> **WHAT IS REQUIRED**
The answer must be an exact copy of every entry.

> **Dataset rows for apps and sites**
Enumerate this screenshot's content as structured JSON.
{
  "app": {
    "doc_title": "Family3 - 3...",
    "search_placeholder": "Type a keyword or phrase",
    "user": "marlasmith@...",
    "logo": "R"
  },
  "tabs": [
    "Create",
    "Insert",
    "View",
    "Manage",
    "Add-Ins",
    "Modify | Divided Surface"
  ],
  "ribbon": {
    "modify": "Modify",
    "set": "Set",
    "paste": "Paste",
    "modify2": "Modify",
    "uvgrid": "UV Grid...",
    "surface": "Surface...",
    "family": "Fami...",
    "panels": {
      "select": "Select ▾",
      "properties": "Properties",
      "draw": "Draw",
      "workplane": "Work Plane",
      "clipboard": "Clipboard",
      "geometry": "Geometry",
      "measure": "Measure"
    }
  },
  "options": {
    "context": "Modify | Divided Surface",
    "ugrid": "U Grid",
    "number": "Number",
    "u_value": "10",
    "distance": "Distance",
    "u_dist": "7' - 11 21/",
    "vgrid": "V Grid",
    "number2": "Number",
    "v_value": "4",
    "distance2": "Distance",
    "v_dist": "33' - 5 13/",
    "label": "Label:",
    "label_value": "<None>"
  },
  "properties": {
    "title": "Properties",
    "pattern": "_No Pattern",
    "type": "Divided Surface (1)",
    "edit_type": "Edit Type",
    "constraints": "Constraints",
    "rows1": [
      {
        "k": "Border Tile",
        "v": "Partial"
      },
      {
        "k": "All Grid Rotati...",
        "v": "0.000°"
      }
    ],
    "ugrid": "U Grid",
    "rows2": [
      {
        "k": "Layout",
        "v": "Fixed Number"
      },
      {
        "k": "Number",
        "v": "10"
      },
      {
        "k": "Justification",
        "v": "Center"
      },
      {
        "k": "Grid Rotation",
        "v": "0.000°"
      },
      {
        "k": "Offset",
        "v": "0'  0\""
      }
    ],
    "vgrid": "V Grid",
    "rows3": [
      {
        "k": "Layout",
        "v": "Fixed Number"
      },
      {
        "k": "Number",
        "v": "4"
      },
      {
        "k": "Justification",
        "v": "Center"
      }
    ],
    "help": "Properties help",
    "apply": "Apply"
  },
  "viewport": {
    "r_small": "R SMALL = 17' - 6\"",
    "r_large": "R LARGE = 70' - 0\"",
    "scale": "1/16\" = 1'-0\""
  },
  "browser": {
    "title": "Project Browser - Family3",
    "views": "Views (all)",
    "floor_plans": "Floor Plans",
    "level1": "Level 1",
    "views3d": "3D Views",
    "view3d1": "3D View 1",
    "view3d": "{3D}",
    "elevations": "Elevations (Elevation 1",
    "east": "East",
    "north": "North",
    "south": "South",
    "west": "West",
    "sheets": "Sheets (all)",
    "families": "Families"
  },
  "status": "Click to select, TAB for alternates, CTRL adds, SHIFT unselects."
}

> **TASK OUTPUT**
Enumerate this screenshot's content as structured JSON.
{
  "app": {
    "doc_title": "Family3 - 3...",
    "search_placeholder": "Type a keyword or phrase",
    "user": "marlasmith@...",
    "logo": "R"
  },
  "tabs": [
    "Create",
    "Insert",
    "View",
    "Manage",
    "Add-Ins",
    "Modify | Divided Surface"
  ],
  "ribbon": {
    "modify": "Modify",
    "set": "Set",
    "paste": "Paste",
    "modify2": "Modify",
    "uvgrid": "UV Grid...",
    "surface": "Surface...",
    "family": "Fami...",
    "panels": {
      "select": "Select ▾",
      "properties": "Properties",
      "draw": "Draw",
      "workplane": "Work Plane",
      "clipboard": "Clipboard",
      "geometry": "Geometry",
      "measure": "Measure"
    }
  },
  "options": {
    "context": "Modify | Divided Surface",
    "ugrid": "U Grid",
    "number": "Number",
    "u_value": "10",
    "distance": "Distance",
    "u_dist": "7' - 11 21/",
    "vgrid": "V Grid",
    "number2": "Number",
    "v_value": "4",
    "distance2": "Distance",
    "v_dist": "33' - 5 13/",
    "label": "Label:",
    "label_value": "<None>"
  },
  "properties": {
    "title": "Properties",
    "pattern": "_No Pattern",
    "type": "Divided Surface (1)",
    "edit_type": "Edit Type",
    "constraints": "Constraints",
    "rows1": [
      {
        "k": "Border Tile",
        "v": "Partial"
      },
      {
        "k": "All Grid Rotati...",
        "v": "0.000°"
      }
    ],
    "ugrid": "U Grid",
    "rows2": [
      {
        "k": "Layout",
        "v": "Fixed Number"
      },
      {
        "k": "Number",
        "v": "10"
      },
      {
        "k": "Justification",
        "v": "Center"
      },
      {
        "k": "Grid Rotation",
        "v": "0.000°"
      },
      {
        "k": "Offset",
        "v": "0'  0\""
      }
    ],
    "vgrid": "V Grid",
    "rows3": [
      {
        "k": "Layout",
        "v": "Fixed Number"
      },
      {
        "k": "Number",
        "v": "4"
      },
      {
        "k": "Justification",
        "v": "Center"
      }
    ],
    "help": "Properties help",
    "apply": "Apply"
  },
  "viewport": {
    "r_small": "R SMALL = 17' - 6\"",
    "r_large": "R LARGE = 70' - 0\"",
    "scale": "1/16\" = 1'-0\""
  },
  "browser": {
    "title": "Project Browser - Family3",
    "views": "Views (all)",
    "floor_plans": "Floor Plans",
    "level1": "Level 1",
    "views3d": "3D Views",
    "view3d1": "3D View 1",
    "view3d": "{3D}",
    "elevations": "Elevations (Elevation 1",
    "east": "East",
    "north": "North",
    "south": "South",
    "west": "West",
    "sheets": "Sheets (all)",
    "families": "Families"
  },
  "status": "Click to select, TAB for alternates, CTRL adds, SHIFT unselects."
}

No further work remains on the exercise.